● TASK DIRECTIONS: Restate the full set of records exactly, without adding or dropping a word.

● RECORD EXCERPTS:
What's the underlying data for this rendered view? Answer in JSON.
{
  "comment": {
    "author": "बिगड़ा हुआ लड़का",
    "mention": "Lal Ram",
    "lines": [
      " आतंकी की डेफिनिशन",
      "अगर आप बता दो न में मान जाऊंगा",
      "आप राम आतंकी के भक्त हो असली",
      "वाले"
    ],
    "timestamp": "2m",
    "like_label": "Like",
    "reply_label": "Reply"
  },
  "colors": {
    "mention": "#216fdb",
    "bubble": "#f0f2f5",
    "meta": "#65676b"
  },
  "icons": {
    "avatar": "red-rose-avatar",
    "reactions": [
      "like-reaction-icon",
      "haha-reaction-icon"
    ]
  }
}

● ANSWER BELOW:
What's the underlying data for this rendered view? Answer in JSON.
{
  "comment": {
    "author": "बिगड़ा हुआ लड़का",
    "mention": "Lal Ram",
    "lines": [
      " आतंकी की डेफिनिशन",
      "अगर आप बता दो न में मान जाऊंगा",
      "आप राम आतंकी के भक्त हो असली",
      "वाले"
    ],
    "timestamp": "2m",
    "like_label": "Like",
    "reply_label": "Reply"
  },
  "colors": {
    "mention": "#216fdb",
    "bubble": "#f0f2f5",
    "meta": "#65676b"
  },
  "icons": {
    "avatar": "red-rose-avatar",
    "reactions": [
      "like-reaction-icon",
      "haha-reaction-icon"
    ]
  }
}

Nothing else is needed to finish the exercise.